If you have legally established paternity with respect to a child as well as a child custody or visitation schedule ordered by the court, then the mother of the child can not legally keep the child away from a father. Most parenting plans in the state of Arizona will require a parenting plan that maximizes both parent’s parenting time, under A.R.S. §25-103(B) and A.R.S. §25-403.02(B). If you have the legal right to visitation with your child through a court order, and the mother of the child fails to follow the child visitation schedule, you have the legal right to take the matter to court and enforce your fathers’ rights in Arizona.

In some cases, there are no official court orders in place due to the fact that both parents never established paternity or created an official parenting plan. While this is still not legally allowed, the instance of one parent keeping another parent away from a child occurs with great frequency. Therefore, if you can legally establish paternity to the child, you will have the legal right to establish a court order allowing you visitation and/or custody with your child.

Additionally, it is important to note, that even if the situation between you and the mother of your child is currently amicable, this can change at any time. It is important to have a court order for visitation and custody established in order to protect your father’s rights in Arizona.

 

Types of Custody in Arizona

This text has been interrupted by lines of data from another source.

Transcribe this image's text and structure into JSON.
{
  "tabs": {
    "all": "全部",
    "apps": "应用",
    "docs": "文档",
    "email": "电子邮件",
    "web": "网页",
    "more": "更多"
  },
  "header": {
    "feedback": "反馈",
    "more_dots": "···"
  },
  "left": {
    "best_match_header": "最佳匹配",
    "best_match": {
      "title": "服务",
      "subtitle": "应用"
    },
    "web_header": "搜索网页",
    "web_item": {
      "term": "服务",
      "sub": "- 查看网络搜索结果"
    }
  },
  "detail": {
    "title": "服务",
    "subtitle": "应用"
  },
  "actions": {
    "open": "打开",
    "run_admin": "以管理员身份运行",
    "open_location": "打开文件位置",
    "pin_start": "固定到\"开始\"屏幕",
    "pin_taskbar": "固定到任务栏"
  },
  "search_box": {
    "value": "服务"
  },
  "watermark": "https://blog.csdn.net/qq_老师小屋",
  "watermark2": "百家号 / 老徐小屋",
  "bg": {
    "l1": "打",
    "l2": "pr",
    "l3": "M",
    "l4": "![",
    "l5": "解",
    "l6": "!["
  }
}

Officially, the state of Arizona no longer uses the term “custody” but rather splits the term into two areas that address both legal decision-making authority and parenting time. In many states, this is considered the difference between legal custody and physical custody. As a father in the state of Arizona, you have the legal right to both with respect to your child. In most cases, the courts in Arizona will issue joint legal decision making and joint parenting time orders, which allow a child to have influence and quality time with both parents. Courts are reticent to issue sole joint legal decision-making or sole custody orders without the establishment of just cause.

 

Fathers’ Rights in Arizona Regarding Child Support

In many cases, even though both parents will be awarded joint legal decision-making authority and parenting time, one parent will be the child’s primary custodian and have more physical time with the child. In these cases, the non-custodial parent will be awarded visitation as well as the legal obligation to pay child support. Depending on the facts and circumstances, a father that is named as the child’s primary custodian will then receive child support from the mother in an amount determined through calculations approved by the court.

 

Pursuing Your Fathers’ Rights in Arizona

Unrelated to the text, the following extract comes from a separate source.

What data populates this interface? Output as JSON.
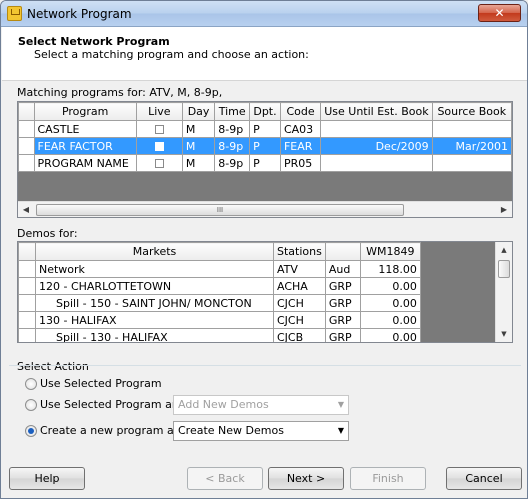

If you have already developed a strong relationship with your child, or want to develop that kind of a relationship with your child, you have the legal right to pursue your fathers’ rights in Arizona. We welcome the opportunity to help you learn how you may have the right to file for fathers’ rights in Arizona and continue your relationship with the child. Contact one of our experienced family law attorneys at My Modern Law in Scottsdale, Mesa, Peoria, or Phoenix, Arizona who can provide you with answers and ensure your legal rights as a father remain protected. Contact us at (480) 470-7731 or online today.